And then my dream suddenly changed.
I was still in the throng, but the entire mood had now shifted. Instead of looking on in admiration, the crowds were jeering. The ugly mood was almost tangible, scowls and derision covering the faces, the little man paraded in front of us being the last thing any of us wanted to be.
The thick beam of wood would have been hard for anyone to carry, even the muscle-bound bodybuilder, but this was a thin man and the weight seemed like it would almost pin him to the ground. Somehow, he kept managing to take the next step, even though it looked like it would be his last. Sweat dripped off of him like rain, as every ounce of his physical being straining to bear the load.

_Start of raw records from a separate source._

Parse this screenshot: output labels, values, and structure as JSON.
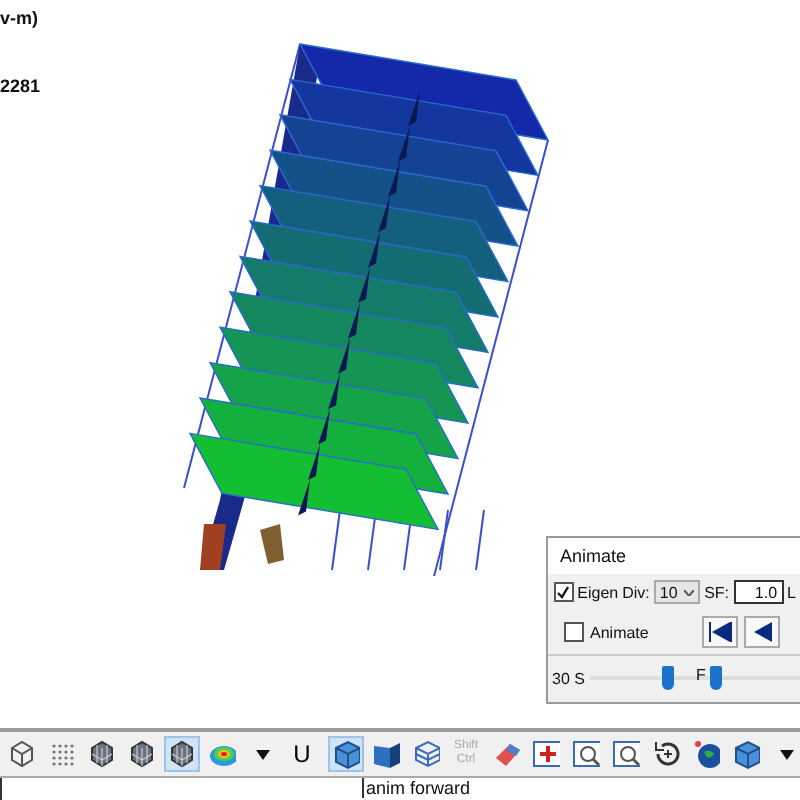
{
  "legend": {
    "unit_line": "v-m)",
    "value_line": "2281"
  },
  "animate_dialog": {
    "title": "Animate",
    "eigen": {
      "label": "Eigen",
      "checked": true
    },
    "div_label": "Div:",
    "div_value": "10",
    "sf_label": "SF:",
    "sf_value": "1.0",
    "cut_label": "L",
    "animate": {
      "label": "Animate",
      "checked": false
    },
    "speed_slow": "30 S",
    "speed_fast": "F",
    "thumbs": [
      {
        "level": 0.33
      },
      {
        "level": 0.54
      }
    ]
  },
  "toolbar": [
    {
      "kind": "wire-cube",
      "selected": false
    },
    {
      "kind": "dots",
      "selected": false
    },
    {
      "kind": "mesh",
      "selected": false
    },
    {
      "kind": "mesh",
      "selected": false
    },
    {
      "kind": "mesh",
      "selected": true
    },
    {
      "kind": "contour",
      "selected": false
    },
    {
      "kind": "dropdown",
      "selected": false
    },
    {
      "kind": "letter",
      "label": "U",
      "selected": false
    },
    {
      "kind": "separator"
    },
    {
      "kind": "solid-cube",
      "selected": true
    },
    {
      "kind": "solid-box",
      "selected": false
    },
    {
      "kind": "wire-box",
      "selected": false
    },
    {
      "kind": "keys",
      "label": "Shift",
      "label2": "Ctrl",
      "disabled": true,
      "selected": false
    },
    {
      "kind": "eraser",
      "selected": false
    },
    {
      "kind": "plus",
      "selected": false
    },
    {
      "kind": "zoom",
      "selected": false
    },
    {
      "kind": "zoom",
      "selected": false
    },
    {
      "kind": "rotate",
      "selected": false
    },
    {
      "kind": "globe",
      "selected": false
    },
    {
      "kind": "solid-cube",
      "selected": false
    },
    {
      "kind": "dropdown",
      "selected": false
    }
  ],
  "status": "anim forward"
}
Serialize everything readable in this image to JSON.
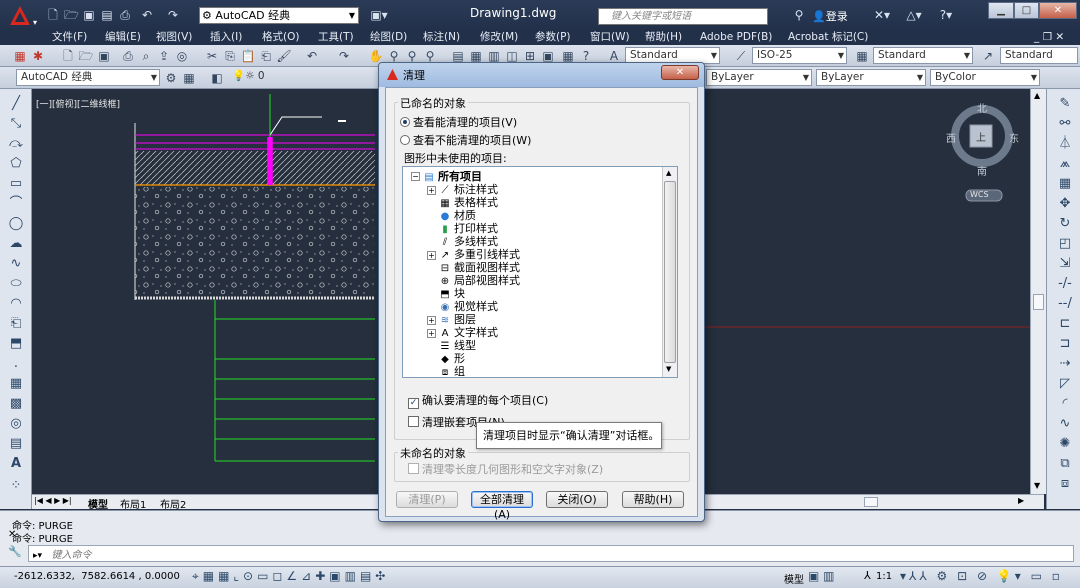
{
  "title_bar": {
    "workspace": "AutoCAD 经典",
    "document_title": "Drawing1.dwg",
    "search_placeholder": "键入关键字或短语",
    "login_label": "登录"
  },
  "menu": [
    "文件(F)",
    "编辑(E)",
    "视图(V)",
    "插入(I)",
    "格式(O)",
    "工具(T)",
    "绘图(D)",
    "标注(N)",
    "修改(M)",
    "参数(P)",
    "窗口(W)",
    "帮助(H)",
    "Adobe PDF(B)",
    "Acrobat 标记(C)"
  ],
  "toolbar": {
    "text_style": "Standard",
    "dim_style": "ISO-25",
    "table_style": "Standard",
    "mleader_style": "Standard",
    "workspace_combo": "AutoCAD 经典",
    "layer_combo": "0",
    "color_combo": "ByLayer",
    "linetype_combo": "ByLayer",
    "lineweight_combo": "ByColor"
  },
  "viewport": {
    "label": "[一][俯视][二维线框]",
    "viewcube_n": "北",
    "viewcube_s": "南",
    "viewcube_e": "东",
    "viewcube_w": "西",
    "viewcube_top": "上",
    "wcs": "WCS"
  },
  "layout_tabs": [
    "模型",
    "布局1",
    "布局2"
  ],
  "dialog": {
    "title": "清理",
    "named_group": "已命名的对象",
    "radio_purgeable": "查看能清理的项目(V)",
    "radio_non_purgeable": "查看不能清理的项目(W)",
    "unused_label": "图形中未使用的项目:",
    "tree_root": "所有项目",
    "tree_items": [
      "标注样式",
      "表格样式",
      "材质",
      "打印样式",
      "多线样式",
      "多重引线样式",
      "截面视图样式",
      "局部视图样式",
      "块",
      "视觉样式",
      "图层",
      "文字样式",
      "线型",
      "形",
      "组"
    ],
    "confirm_each": "确认要清理的每个项目(C)",
    "purge_nested": "清理嵌套项目(N)",
    "unnamed_group": "未命名的对象",
    "purge_zero_length": "清理零长度几何图形和空文字对象(Z)",
    "buttons": {
      "purge": "清理(P)",
      "purge_all": "全部清理(A)",
      "close": "关闭(O)",
      "help": "帮助(H)"
    }
  },
  "tooltip": "清理项目时显示“确认清理”对话框。",
  "command_history": [
    "命令: PURGE",
    "命令: PURGE"
  ],
  "command_placeholder": "键入命令",
  "coordinates": "-2612.6332,  7582.6614 , 0.0000",
  "status_right": {
    "model_label": "模型",
    "scale": "1:1"
  }
}
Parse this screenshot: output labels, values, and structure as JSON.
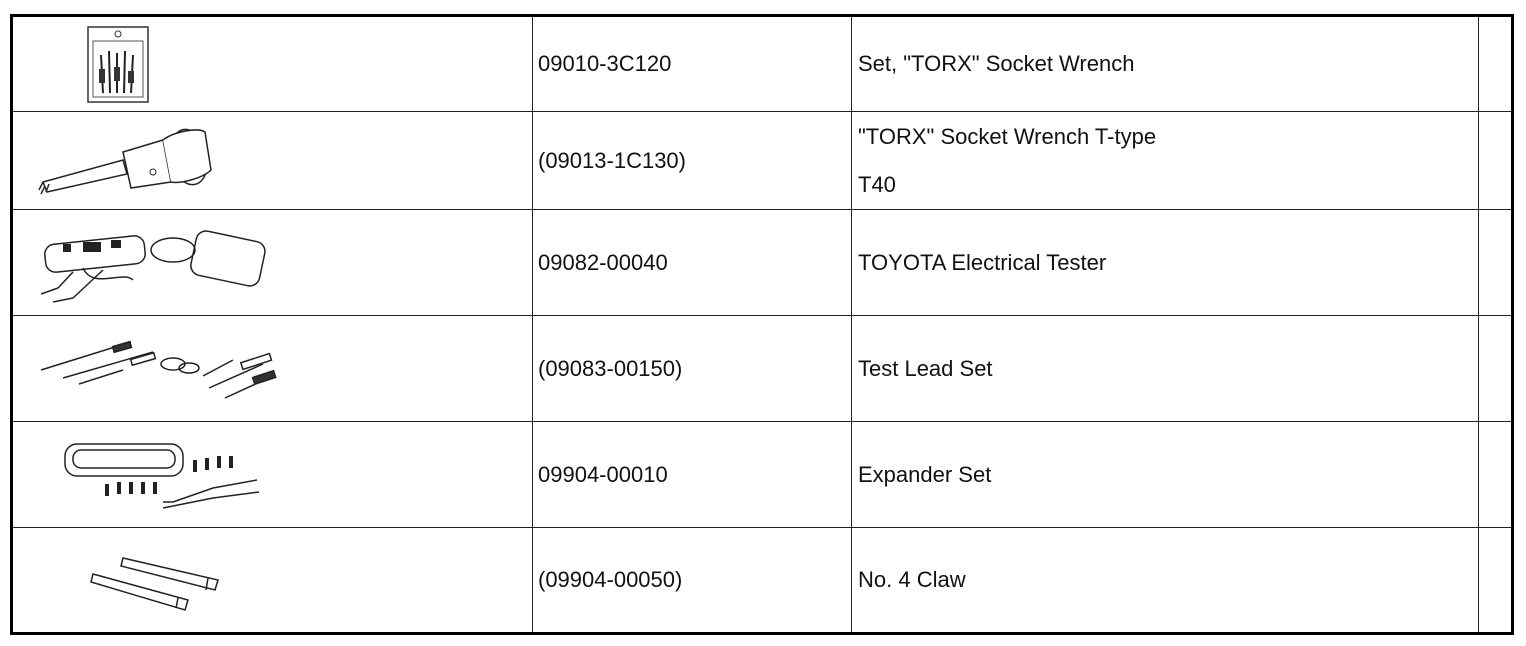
{
  "rows": [
    {
      "icon": "torx-socket-wrench-set-icon",
      "part_number": "09010-3C120",
      "name": "Set, \"TORX\" Socket Wrench",
      "detail": ""
    },
    {
      "icon": "torx-t-type-wrench-icon",
      "part_number": "(09013-1C130)",
      "name": "\"TORX\" Socket Wrench T-type",
      "detail": "T40"
    },
    {
      "icon": "electrical-tester-icon",
      "part_number": "09082-00040",
      "name": "TOYOTA Electrical Tester",
      "detail": ""
    },
    {
      "icon": "test-lead-set-icon",
      "part_number": "(09083-00150)",
      "name": "Test Lead Set",
      "detail": ""
    },
    {
      "icon": "expander-set-icon",
      "part_number": "09904-00010",
      "name": "Expander Set",
      "detail": ""
    },
    {
      "icon": "claw-tool-icon",
      "part_number": "(09904-00050)",
      "name": "No. 4 Claw",
      "detail": ""
    }
  ]
}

As he paused between his short faltering movements forward, the crowd laughed and mocked, throwing refuse and sharp rocks, calling names, making obscene gestures. On the top portion of the wooden beam he struggled to carry, there sat a figure (cloaked in what can only be called…Hatred? Fear?), adding to the weight, grinning, whispering down to the struggling man.
“You can’t do this.”
“You should quit.”
“Why don’t you give up?”
Blood mingled with the sweat, and I realized that the struggling man had been beaten. Badly. Welts and blood and broken skin peeked through the remains of the tattered garment on his back. Every strained step of the thin man was dogged by the whispers, proceeded by the whispers, surrounded by the whispers of the cloaked man, seated comfortably on the top of the beam, legs crossed, obviously enjoying himself.
“What’s the point? Why do you even care? They don’t care.”
“Look around you. Look at you. This is hopeless. “
“You are a joke.”
And that was when I realized that the thin little man was saying something. His plain face, nothing special about it—perhaps even a bit ugly—was all wrinkled up with effort, and somehow, amidst the crowds jeering and the cloaked man’s whispers I had missed the quiet but steady murmur that was coming out from the straining man’s broken teeth, bloodied lips.
I leaned in to try and hear it, and my heart jolted in shock when I finally made it out. With each faltering step—long pauses in between to catch his breath, legs shaking, body drenched, whole being bowed over, crowds pelting him with refuse, cloaked man’s nonstop whispering—yet even still (or because of?), the thin man was saying,
But I didn’t want to be that man. I didn’t want to be him at all. Nothing about him was what I wanted! He was thin, weak, fragile. He was laboring, not in the euphoric joy of weight lifting but in the kind of way that seems almost impossible to go through the pain and the horror of the moment, much less the next moment, and the next one…
The crowds laughed at him, not lauded him. They saw him as someone to mock, someone who was less-than, someone who didn’t count, didn’t matter. They saw him as someone to look at and be glad that at least you weren’t that.
And the man cloaked in hatred, relaxing on the heavy beam, being carried by the straining little man? Nothing the little man could do would provide him with an escape from the incessant whispers. The cloaked man could sit, carried by the strained efforts of shaking sweat-drenched legs, and whisper, and the little man couldn’t do anything but continue to carry him.
He said it confidently, even though he barely had the strength to murmur it out.
But that wasn’t the kind of faith I wanted at all.
I woke up with his quiet ragged voice still ringing in my ears. Quickly, knowing it meant something powerful, I wrote the whole dream down. I even told the dream to others (who were duly impressed). There was obviously a message there, I said, as I pumped my weights up and down for approval.
Only, it would be years before I would begin to truly understand.
image credit: ology.com